But then the girl died. It was a car accident—she had been on her way home from the hairdresser to get ready for her prom that night. Before that, Samantha had only had to write obituaries for old people. There was something about this girl’s picture— a dark-haired young girl looking over her shoulder, smiling brightly, hopefully into the camera. Sam wondered if the girl had hated the picture, if she’d hated the one lock of hair that had separated from the rest and trailed along her red sweater like a snake.
She tried to tell Harry about it on their way to the casino. What happened to the young woman’s date for the prom, her friends? “Would they still even have the prom after that?” she wondered aloud, to which Harry replied with a long, drawn-out story about his senior prom and how wasted they’d gotten afterwards on the second floor of the Red Roof Inn off of I-81.
“How romantic,” Sam murmured, already regretting her moment of weakness that had gotten her here in the car with the only guy in the newsroom who didn’t sing karaoke at happy hour on Friday nights. It bothered her that Harry incessantly cracked his gum. It bothered her he had yet to ask her a question about herself. It bothered her she couldn’t remember the girl’s name.

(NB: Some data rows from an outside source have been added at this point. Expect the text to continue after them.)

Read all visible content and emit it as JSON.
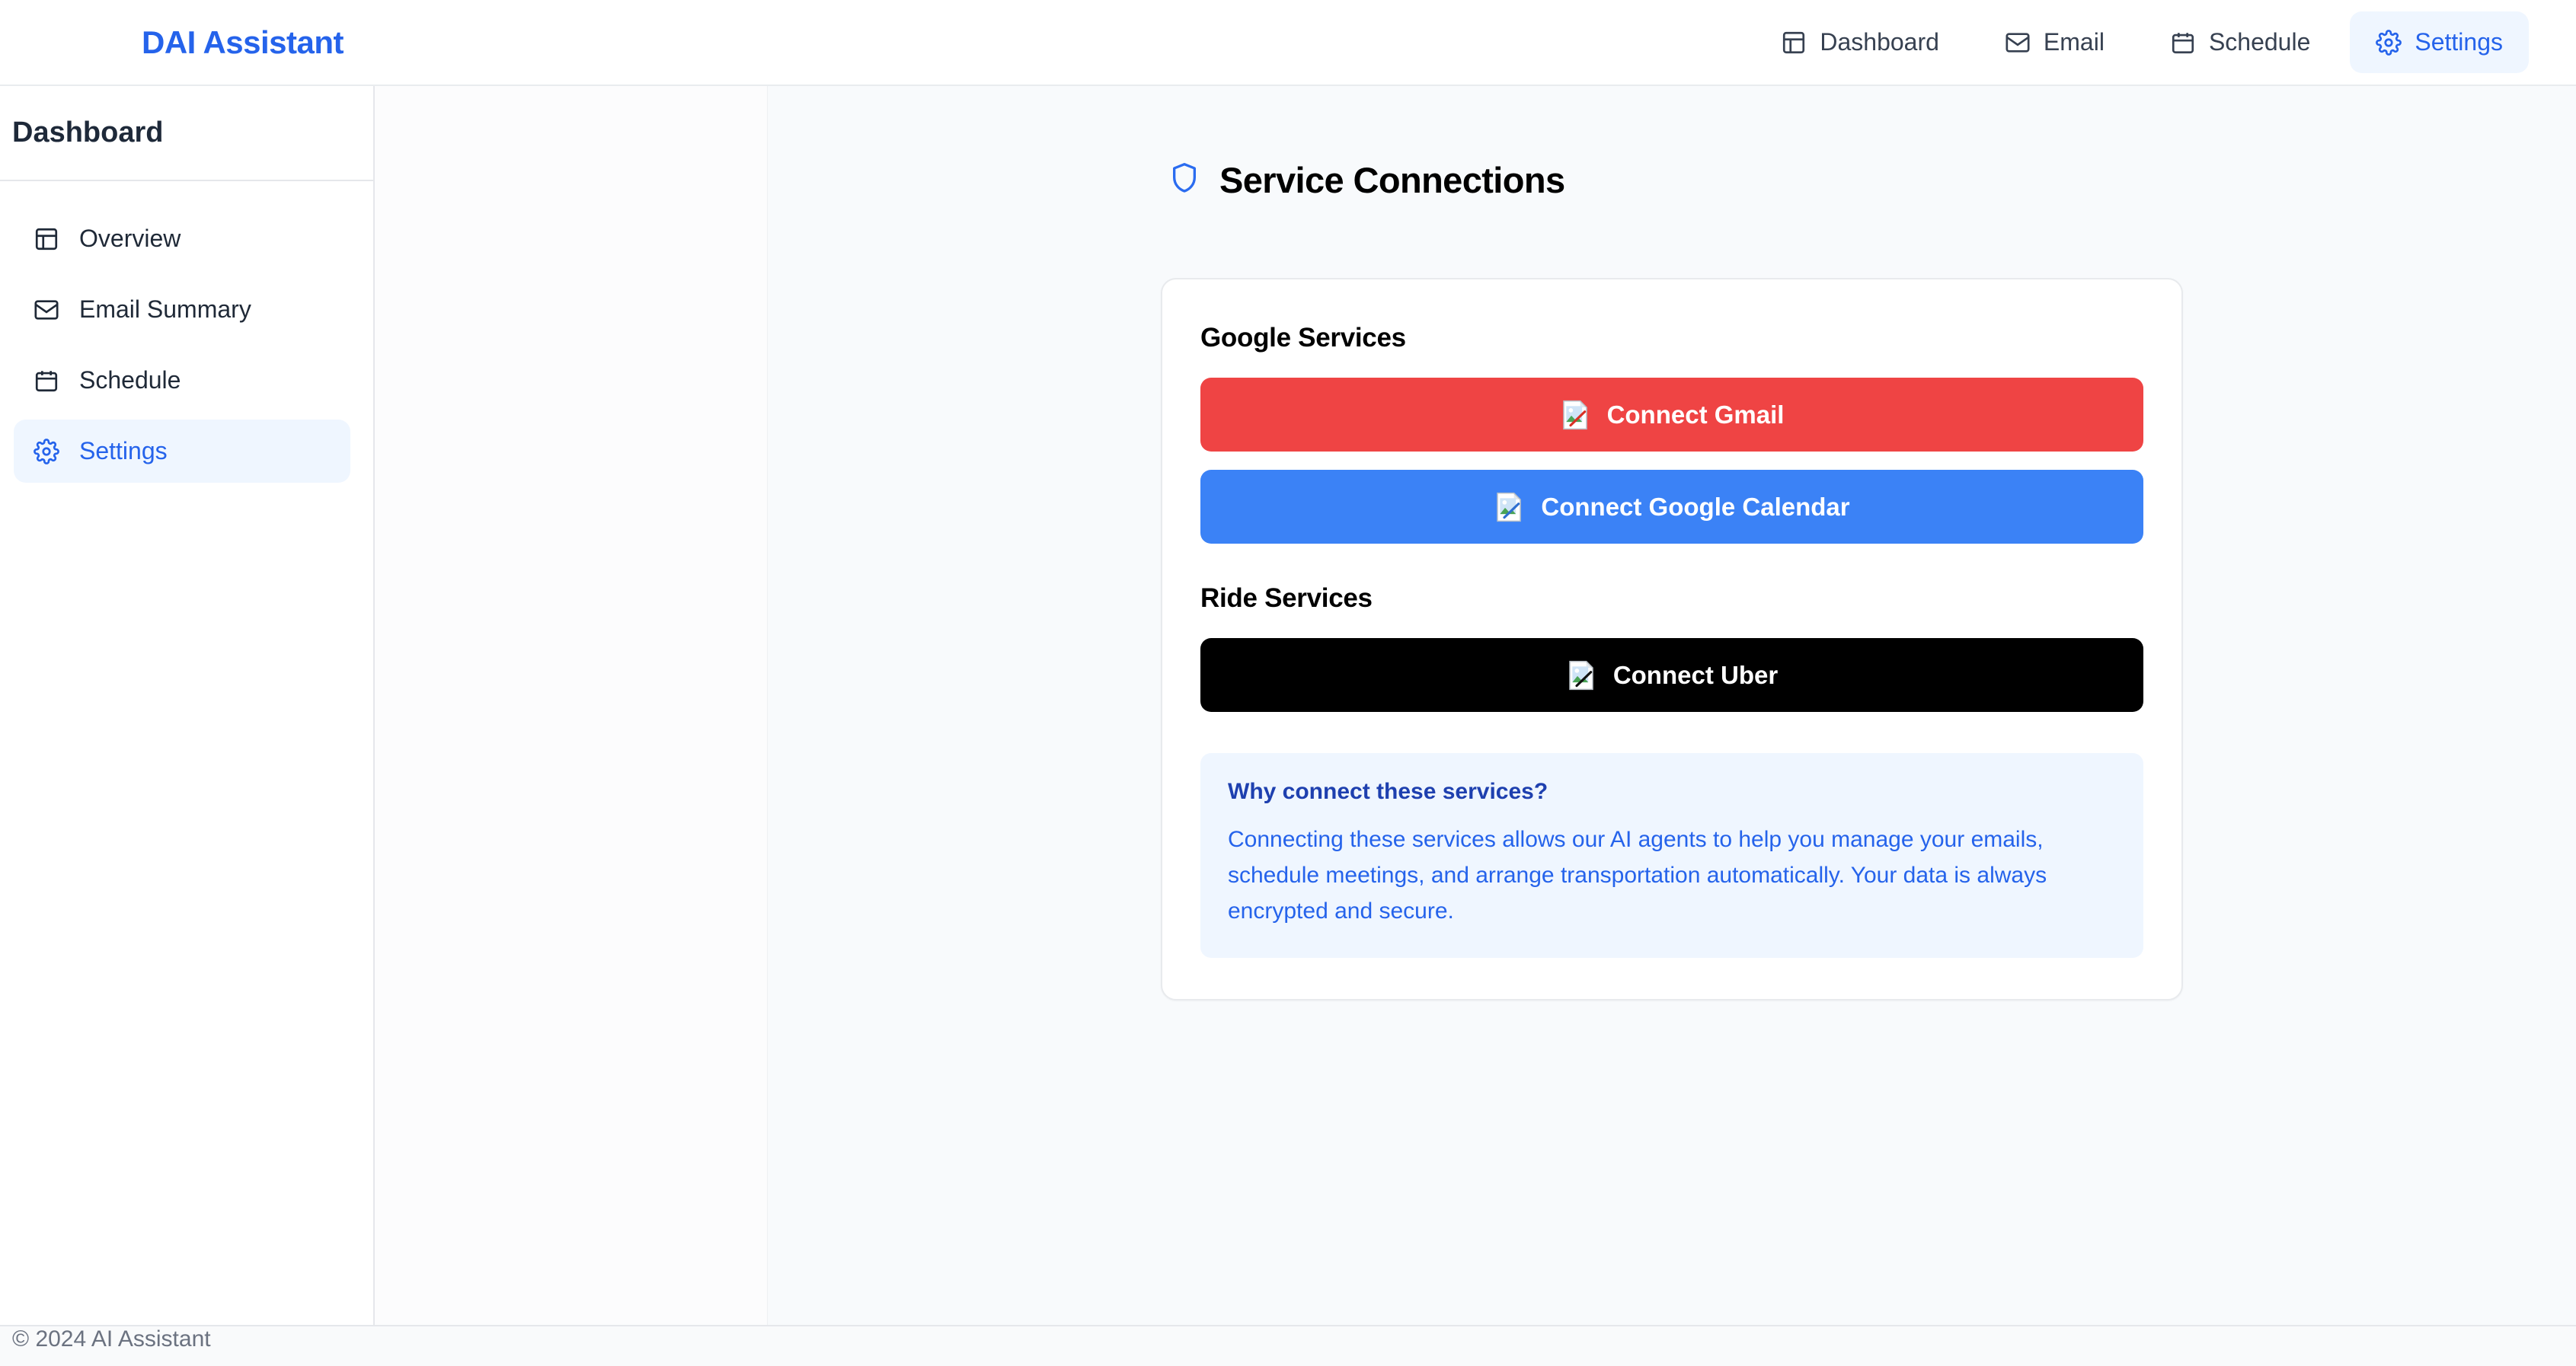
{
  "header": {
    "brand": "DAI Assistant",
    "nav": [
      {
        "label": "Dashboard",
        "icon": "layout-icon",
        "active": false
      },
      {
        "label": "Email",
        "icon": "mail-icon",
        "active": false
      },
      {
        "label": "Schedule",
        "icon": "calendar-icon",
        "active": false
      },
      {
        "label": "Settings",
        "icon": "gear-icon",
        "active": true
      }
    ]
  },
  "sidebar": {
    "title": "Dashboard",
    "items": [
      {
        "label": "Overview",
        "icon": "layout-icon",
        "active": false
      },
      {
        "label": "Email Summary",
        "icon": "mail-icon",
        "active": false
      },
      {
        "label": "Schedule",
        "icon": "calendar-icon",
        "active": false
      },
      {
        "label": "Settings",
        "icon": "gear-icon",
        "active": true
      }
    ]
  },
  "main": {
    "page_title": "Service Connections",
    "page_title_icon": "shield-icon",
    "sections": [
      {
        "title": "Google Services",
        "buttons": [
          {
            "label": "Connect Gmail",
            "color": "#EF4444",
            "icon": "broken-image-icon"
          },
          {
            "label": "Connect Google Calendar",
            "color": "#3B82F6",
            "icon": "broken-image-icon"
          }
        ]
      },
      {
        "title": "Ride Services",
        "buttons": [
          {
            "label": "Connect Uber",
            "color": "#000000",
            "icon": "broken-image-icon"
          }
        ]
      }
    ],
    "info": {
      "title": "Why connect these services?",
      "body": "Connecting these services allows our AI agents to help you manage your emails, schedule meetings, and arrange transportation automatically. Your data is always encrypted and secure."
    }
  },
  "footer": {
    "text": "© 2024 AI Assistant"
  },
  "colors": {
    "accent": "#2563EB",
    "accent_soft": "#EFF6FF",
    "gmail_red": "#EF4444",
    "calendar_blue": "#3B82F6",
    "uber_black": "#000000",
    "page_bg": "#F8FAFC"
  }
}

Tuesday, April 11, 2017

#228: "Stewards of the Dead" by Susan E. Gunter

~This poem previously appeared in Atlanta Review (2015).

~Selected by Clara Jane Hallar, assistant editor for poetry



                                   
I watch them circle above me, wings
like open pages curving slightly
from the spine, a kettle of royalty
attended by a page, a lone hawk
hoping for scraps from their carrion,
a bit of flesh or shredded muscle.

A wake of them undertakes to clean
the world of waste, their wings caressing
leaf mold as they feast on the fallen,
leaving a heap of knackered bones,
odd tufts of fur for the devil’s cloak.

In Brazilian myth, vultures’ wings
blocked the light until the hero captured
their king. Man and bird compromised:
divide the world in two, sun and moon.

Gods of darkness, death, and terror, take pity.
Spare me another hour, a jeweled sunrise—
keep me from the tower of silence,
for I have not yet finished with words.




*****